VHP has more than 3,200 interviews from veterans as far back as the First World War.  Listening to a veteran recount events helps students understand the impact wars have on a personal level that is not possible to see from the general textbook overviews that only cover the dates, names, and places of battles. Interviews with Navajo Code Talkers may be of particular interest for students hoping to understand the complexity of codes and their importance in winning in the Pacific during the Second World War.

To tie both of these collections together, a teacher could facilitate a lesson focusing on the role that the Navajo played during the island-hopping campaign across the Pacific Ocean. Students could first read about the overall U.S. strategy and learn about the need and development of an unbreakable code. The class could include a brief overview of the Navajo people and the start of the Code Talker program. Then, students could move through various stations where they

  • learn about how the Navajo language was used as code, either visually or through an audio clip,
  • view part of an interview of Chester Nez, who was one of the original 29 Code Talkers, discussing his experience during the Battle of Guadalcanal, and
  • work with the Brodie images.

Exploring these rich and varied resources can give students a better understanding of the human toll war has and the conditions, in addition to the enemy, that those fighting had to endure.

Once students gain a better understanding of the Navajo language and how it was used during the war, their skills as code talkers could be put to the test.
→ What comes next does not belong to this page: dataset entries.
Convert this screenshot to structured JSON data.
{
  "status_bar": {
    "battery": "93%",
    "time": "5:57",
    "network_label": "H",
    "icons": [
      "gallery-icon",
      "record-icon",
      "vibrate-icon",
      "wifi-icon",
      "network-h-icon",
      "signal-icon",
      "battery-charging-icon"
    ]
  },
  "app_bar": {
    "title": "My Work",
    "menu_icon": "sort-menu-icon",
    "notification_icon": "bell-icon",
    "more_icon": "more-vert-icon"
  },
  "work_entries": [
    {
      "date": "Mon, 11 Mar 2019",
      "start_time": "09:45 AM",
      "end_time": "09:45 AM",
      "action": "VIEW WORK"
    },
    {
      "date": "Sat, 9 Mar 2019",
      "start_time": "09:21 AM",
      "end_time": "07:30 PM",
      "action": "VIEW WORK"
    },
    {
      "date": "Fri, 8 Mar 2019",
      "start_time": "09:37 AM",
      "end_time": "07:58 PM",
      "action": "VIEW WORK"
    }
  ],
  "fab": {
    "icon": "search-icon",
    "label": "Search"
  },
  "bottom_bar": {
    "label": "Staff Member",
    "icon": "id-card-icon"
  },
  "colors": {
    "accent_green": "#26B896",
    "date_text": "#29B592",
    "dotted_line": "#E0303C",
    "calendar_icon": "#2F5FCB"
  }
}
Challenge students to send and receive a number of coded messages in order to help the Americans win the war. This could be followed with a short research project or a quick write to tie the lesson together.

How did your students respond to studying eye witness accounts in these very different formats?

Add a Comment

This blog is governed by the general rules of respectful civil discourse. You are fully responsible for everything that you post. The content of all comments is released into the public domain unless clearly stated otherwise. The Library of Congress does not control the content posted. Nevertheless, the Library of Congress may monitor any user-generated content as it chooses and reserves the right to remove content for any reason whatever, without consent. Gratuitous links to sites are viewed as spam and may result in removed comments. We further reserve the right, in our sole discretion, to remove a user's privilege to post content on the Library site. Read our Comment and Posting Policy.

Required fields are indicated with an * asterisk.